Our Selection

Ace of Spades, by Faridah Àbíké-Íyímídé

The story is set at a prestigious private school called Niveus Academy.

Two students, Devon and Chiamaka are the only two black students there. Both are targeted by the Aces, neither knows who he is nor what they want. Aces is determined to have these students suffer for their choices by sharing their secrets with the school and seems to know everything about them and be everywhere.

Should they confront him? Or try to go on as if nothing were wrong? They don’t know who they can trust…


Firekeeper's Daughter, by Angeline Boulley

Eighteen-year-old Daunis Fontaine has never quite fit in, both at home and on the nearby Ojibwe reservation she was raised on. She doesn't want to disappoint her family by looking off from her dream of boarding school, but when tragedy strikes unexpectedly it complicates everything.

The only bright spot is meeting Jamie, a charming new recruit on her brother Levi's hockey team helps Daunis feel at ease with starting a new chapter of her life far away from home.

Young Adult Fantasy & Science Fiction category

Our Selection

Lore, by Alexandra Bracken

Every 7 years, the Agon begins…

As a way of imposing punishment for a past rebellion, nine Greek gods are forced to walk the earth as mortals, hunted down by descendants of ancient bloodlines all yearning to avenge a family member's murder at the hands of a rival line, or seize their divine power and immortality.

An easy, mythological, young adult novel to read. This book does not end in a cliffhanger and I think that's great because I don't like it when novels leave you hanging. It was a very well-constructed story and I enjoyed reading it!


Rule of Wolves, by Leigh Bardugo

When I first met Nikolai in Shadow and Bone, I really enjoyed his character. He’s another one of those characters I just feel like I know as if he were a friend. Having the opportunity to continue my journey with him felt very natural because of how much growth he has shown from the first novel to this one. The themes of love, strength and redemption run tightly through both books even though they probably don’t feel particularly strong or pronounced. Nina is a phenomenal character who goes through some incredible growth throughout her journey in this novel.

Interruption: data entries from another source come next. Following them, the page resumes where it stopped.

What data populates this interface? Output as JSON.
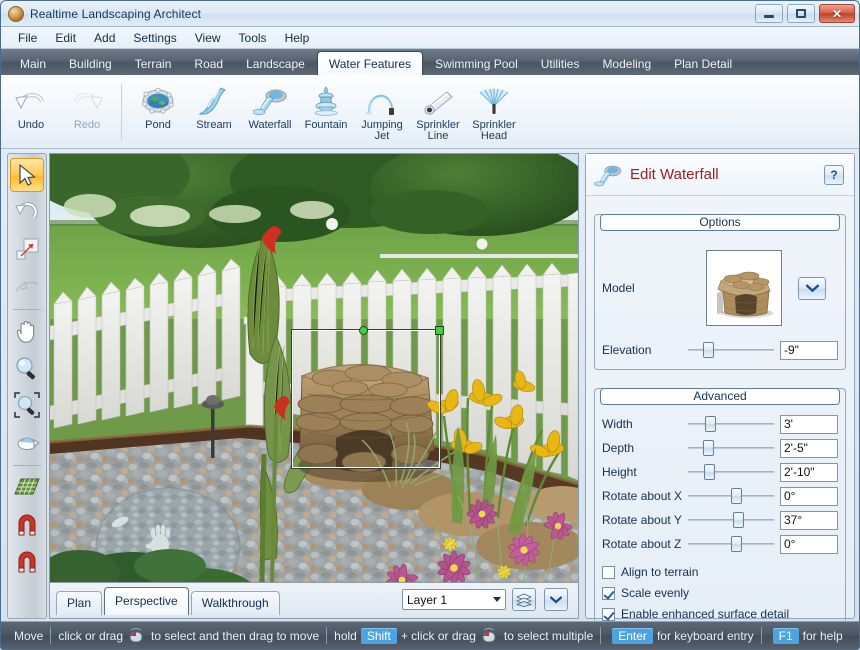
{
  "window": {
    "title": "Realtime Landscaping Architect",
    "app_icon": "app-logo-icon",
    "minimize_label": "Minimize",
    "maximize_label": "Maximize",
    "close_label": "Close",
    "close_glyph": "✕"
  },
  "menubar": {
    "items": [
      "File",
      "Edit",
      "Add",
      "Settings",
      "View",
      "Tools",
      "Help"
    ]
  },
  "tabstrip": {
    "tabs": [
      {
        "label": "Main",
        "active": false
      },
      {
        "label": "Building",
        "active": false
      },
      {
        "label": "Terrain",
        "active": false
      },
      {
        "label": "Road",
        "active": false
      },
      {
        "label": "Landscape",
        "active": false
      },
      {
        "label": "Water Features",
        "active": true
      },
      {
        "label": "Swimming Pool",
        "active": false
      },
      {
        "label": "Utilities",
        "active": false
      },
      {
        "label": "Modeling",
        "active": false
      },
      {
        "label": "Plan Detail",
        "active": false
      }
    ]
  },
  "ribbon": {
    "buttons": [
      {
        "label": "Undo",
        "icon": "undo-arrow-icon",
        "disabled": false
      },
      {
        "label": "Redo",
        "icon": "redo-arrow-icon",
        "disabled": true
      },
      {
        "label": "Pond",
        "icon": "pond-icon",
        "disabled": false
      },
      {
        "label": "Stream",
        "icon": "stream-icon",
        "disabled": false
      },
      {
        "label": "Waterfall",
        "icon": "waterfall-icon",
        "disabled": false
      },
      {
        "label": "Fountain",
        "icon": "fountain-icon",
        "disabled": false
      },
      {
        "label": "Jumping Jet",
        "icon": "jumping-jet-icon",
        "disabled": false
      },
      {
        "label": "Sprinkler Line",
        "icon": "sprinkler-line-icon",
        "disabled": false
      },
      {
        "label": "Sprinkler Head",
        "icon": "sprinkler-head-icon",
        "disabled": false
      }
    ]
  },
  "lefttoolbar": {
    "tools": [
      {
        "name": "select-arrow-tool",
        "selected": true,
        "dim": false
      },
      {
        "name": "rotate-tool",
        "selected": false,
        "dim": false
      },
      {
        "name": "resize-tool",
        "selected": false,
        "dim": false
      },
      {
        "name": "curve-edit-tool",
        "selected": false,
        "dim": true
      },
      {
        "name": "pan-hand-tool",
        "selected": false,
        "dim": false
      },
      {
        "name": "zoom-tool",
        "selected": false,
        "dim": false
      },
      {
        "name": "zoom-window-tool",
        "selected": false,
        "dim": false
      },
      {
        "name": "orbit-tool",
        "selected": false,
        "dim": false
      },
      {
        "name": "grid-tool",
        "selected": false,
        "dim": false
      },
      {
        "name": "snap-magnet-tool",
        "selected": false,
        "dim": false
      },
      {
        "name": "magnet-tool-2",
        "selected": false,
        "dim": false
      }
    ]
  },
  "viewport": {
    "scene_description": "3D perspective view of a landscaped garden bed with white picket fence, waterfall rock feature, gravel, canna lilies, yellow iris and pink flowers",
    "selection": {
      "label": "selected-waterfall-bounding-box"
    }
  },
  "viewtabs": {
    "tabs": [
      {
        "label": "Plan",
        "active": false
      },
      {
        "label": "Perspective",
        "active": true
      },
      {
        "label": "Walkthrough",
        "active": false
      }
    ],
    "layer_value": "Layer 1",
    "layers_button": "layers-icon",
    "layers_dropdown": "chevron-down-icon"
  },
  "panel": {
    "icon": "waterfall-icon",
    "title": "Edit Waterfall",
    "help_label": "?",
    "options": {
      "title": "Options",
      "model_label": "Model",
      "model_thumb": "waterfall-rock-model-thumbnail",
      "model_dropdown": "chevron-down-icon",
      "elevation_label": "Elevation",
      "elevation_value": "-9\"",
      "elevation_pct": 18
    },
    "advanced": {
      "title": "Advanced",
      "sliders": [
        {
          "label": "Width",
          "value": "3'",
          "pct": 20
        },
        {
          "label": "Depth",
          "value": "2'-5\"",
          "pct": 18
        },
        {
          "label": "Height",
          "value": "2'-10\"",
          "pct": 19
        },
        {
          "label": "Rotate about X",
          "value": "0°",
          "pct": 50
        },
        {
          "label": "Rotate about Y",
          "value": "37°",
          "pct": 52
        },
        {
          "label": "Rotate about Z",
          "value": "0°",
          "pct": 50
        }
      ],
      "checkboxes": [
        {
          "label": "Align to terrain",
          "checked": false
        },
        {
          "label": "Scale evenly",
          "checked": true
        },
        {
          "label": "Enable enhanced surface detail",
          "checked": true
        }
      ]
    }
  },
  "statusbar": {
    "mode": "Move",
    "seg1_pre": "click or drag",
    "seg1_post": "to select and then drag to move",
    "seg2_pre": "hold",
    "seg2_key": "Shift",
    "seg2_mid": "+ click or drag",
    "seg2_post": "to select multiple",
    "seg3_key": "Enter",
    "seg3_post": "for keyboard entry",
    "seg4_key": "F1",
    "seg4_post": "for help",
    "mouse_icon": "mouse-click-icon"
  },
  "colors": {
    "accent_blue": "#4ca3e0",
    "panel_title_red": "#9c1e1e",
    "ribbon_dark": "#4b5663",
    "selection_green": "#3fd23f"
  }
}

Here I sit, so torn as how to rate this book in its entirety. I liked it, but I didn't love it. As hard as I tried to put aside the distractions that marred my reading experience and enjoy this story for what it was, there were just too many off-kilter moments for me to really want to stay invested in the characters and plot of this one.

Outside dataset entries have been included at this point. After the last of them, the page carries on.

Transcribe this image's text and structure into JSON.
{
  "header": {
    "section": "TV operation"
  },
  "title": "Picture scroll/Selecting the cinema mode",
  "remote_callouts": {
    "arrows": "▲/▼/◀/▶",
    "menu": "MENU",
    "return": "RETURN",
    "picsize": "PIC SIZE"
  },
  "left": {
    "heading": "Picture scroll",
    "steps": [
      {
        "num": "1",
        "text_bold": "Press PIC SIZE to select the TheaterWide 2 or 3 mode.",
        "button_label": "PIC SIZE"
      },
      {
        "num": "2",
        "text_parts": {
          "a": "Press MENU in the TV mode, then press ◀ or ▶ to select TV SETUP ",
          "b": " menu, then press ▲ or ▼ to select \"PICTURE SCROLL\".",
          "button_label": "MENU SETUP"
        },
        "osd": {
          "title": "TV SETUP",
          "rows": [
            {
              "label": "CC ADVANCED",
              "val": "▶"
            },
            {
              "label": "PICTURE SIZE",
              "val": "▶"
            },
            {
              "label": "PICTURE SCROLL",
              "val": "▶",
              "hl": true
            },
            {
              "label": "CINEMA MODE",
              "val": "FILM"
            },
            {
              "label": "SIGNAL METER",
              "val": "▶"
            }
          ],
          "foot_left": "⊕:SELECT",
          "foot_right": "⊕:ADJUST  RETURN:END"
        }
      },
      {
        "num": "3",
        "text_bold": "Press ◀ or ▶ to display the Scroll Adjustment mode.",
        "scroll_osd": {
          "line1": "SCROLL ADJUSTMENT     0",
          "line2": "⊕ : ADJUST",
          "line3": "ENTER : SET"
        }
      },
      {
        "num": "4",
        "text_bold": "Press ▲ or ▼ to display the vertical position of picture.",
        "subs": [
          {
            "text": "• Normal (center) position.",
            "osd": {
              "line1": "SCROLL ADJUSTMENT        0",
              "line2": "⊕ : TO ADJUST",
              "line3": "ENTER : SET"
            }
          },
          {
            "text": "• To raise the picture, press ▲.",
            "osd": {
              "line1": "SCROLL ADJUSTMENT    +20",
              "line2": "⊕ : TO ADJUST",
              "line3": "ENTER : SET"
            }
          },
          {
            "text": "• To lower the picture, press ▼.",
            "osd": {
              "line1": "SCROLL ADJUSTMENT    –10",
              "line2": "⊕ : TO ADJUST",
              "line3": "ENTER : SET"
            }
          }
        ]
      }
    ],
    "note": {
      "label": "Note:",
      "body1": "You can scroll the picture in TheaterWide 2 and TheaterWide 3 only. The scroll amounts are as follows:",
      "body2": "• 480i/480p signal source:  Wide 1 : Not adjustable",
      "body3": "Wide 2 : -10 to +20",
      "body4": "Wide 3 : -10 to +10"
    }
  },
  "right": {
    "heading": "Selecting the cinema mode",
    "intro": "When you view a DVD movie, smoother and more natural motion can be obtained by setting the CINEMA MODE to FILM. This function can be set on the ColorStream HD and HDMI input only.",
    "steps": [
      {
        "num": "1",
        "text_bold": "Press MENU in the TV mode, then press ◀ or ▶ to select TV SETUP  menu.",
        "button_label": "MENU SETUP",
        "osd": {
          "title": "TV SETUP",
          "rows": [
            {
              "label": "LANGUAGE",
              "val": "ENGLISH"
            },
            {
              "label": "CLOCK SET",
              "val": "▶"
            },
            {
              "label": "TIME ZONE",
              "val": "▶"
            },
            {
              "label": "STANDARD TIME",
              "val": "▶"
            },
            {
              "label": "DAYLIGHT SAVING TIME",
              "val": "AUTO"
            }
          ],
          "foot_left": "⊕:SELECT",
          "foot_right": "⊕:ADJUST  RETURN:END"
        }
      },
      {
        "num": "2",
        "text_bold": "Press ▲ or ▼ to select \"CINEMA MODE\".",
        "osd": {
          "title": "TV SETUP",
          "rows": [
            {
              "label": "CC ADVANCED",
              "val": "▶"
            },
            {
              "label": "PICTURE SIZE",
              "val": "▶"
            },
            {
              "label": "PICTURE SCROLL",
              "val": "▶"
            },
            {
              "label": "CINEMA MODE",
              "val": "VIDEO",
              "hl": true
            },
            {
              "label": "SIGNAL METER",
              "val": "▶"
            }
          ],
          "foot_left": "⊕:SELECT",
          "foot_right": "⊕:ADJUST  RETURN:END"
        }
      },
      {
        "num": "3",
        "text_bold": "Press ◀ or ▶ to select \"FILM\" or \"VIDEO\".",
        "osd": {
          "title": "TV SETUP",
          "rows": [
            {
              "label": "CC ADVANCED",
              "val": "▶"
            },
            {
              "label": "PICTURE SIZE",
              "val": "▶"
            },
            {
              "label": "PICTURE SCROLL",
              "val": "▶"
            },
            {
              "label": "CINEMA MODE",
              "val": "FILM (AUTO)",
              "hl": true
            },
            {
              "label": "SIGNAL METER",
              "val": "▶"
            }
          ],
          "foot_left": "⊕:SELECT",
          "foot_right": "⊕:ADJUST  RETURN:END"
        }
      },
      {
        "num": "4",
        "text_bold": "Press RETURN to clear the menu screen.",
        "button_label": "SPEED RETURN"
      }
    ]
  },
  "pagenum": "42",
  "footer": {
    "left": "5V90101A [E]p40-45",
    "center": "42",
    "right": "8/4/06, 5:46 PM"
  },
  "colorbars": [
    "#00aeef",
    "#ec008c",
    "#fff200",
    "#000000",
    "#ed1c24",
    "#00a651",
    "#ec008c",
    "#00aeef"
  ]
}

Middle Grade & Children's category

Our Selection

Eyes That Kiss in the Corners, by Joanna Ho

A Chinese girl notices that her eyes look different from her peers'. They have big, round eyes and long lashes just like her mother's and grandmother's.

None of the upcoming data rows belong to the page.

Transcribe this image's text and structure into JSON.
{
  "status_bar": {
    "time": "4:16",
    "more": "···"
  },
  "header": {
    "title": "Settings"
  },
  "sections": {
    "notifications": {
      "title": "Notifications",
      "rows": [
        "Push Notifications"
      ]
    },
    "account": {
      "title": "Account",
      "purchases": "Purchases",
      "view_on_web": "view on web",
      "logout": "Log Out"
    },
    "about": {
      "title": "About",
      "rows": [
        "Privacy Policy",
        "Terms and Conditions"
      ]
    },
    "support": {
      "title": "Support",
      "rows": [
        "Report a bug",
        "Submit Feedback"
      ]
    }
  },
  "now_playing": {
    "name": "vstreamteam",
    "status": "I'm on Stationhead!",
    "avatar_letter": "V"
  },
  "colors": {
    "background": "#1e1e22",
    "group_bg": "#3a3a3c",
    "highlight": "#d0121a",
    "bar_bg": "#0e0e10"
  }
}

She realizes that her eyes are like those of the women in her family who were born with a gift, a blessing they treasure as something greater than themselves.

This is a beautiful book written and illustrated. It's a great story for many cultures, not just Asian ones!


Daughter of the Deep, by Rick Riordan

Ana Dakkar is a freshman at Harding-Pencroft Academy, a five-year private school that has produced the highest percentage of graduate students accepted into the most prestigious marine programs in the world.

The school's philosophy revolves around an ongoing commitment to community service, and those who can't swim are required to participate in special remedial courses to become competent swimmers before graduation.

Professor Mint from Phoenix State University informs us that Land Institute and Harding-Pencroft have been going head to head for the past 160 years.


Every year, thousands of books that are published and become eligible for the Goodreads Choice Awards 2021. It is one of the most prestigious book awards worldwide, with many literary prizes to its name. Since we see a lot of familiar books on the list we always feel urge to share our opinion our “Goodreads Choice Awards winning titles”. But it's only one opinion at the end of the day.

This fall seventeen categories were showcased in Goodreads Choice Awards 2021. With the winner chosen by public votes, the final results have been published at the beginning of December. We would like to congratulate both to the winners and all books showcased in Goodreads Choice Awards 2021.

Featured on Joelbooks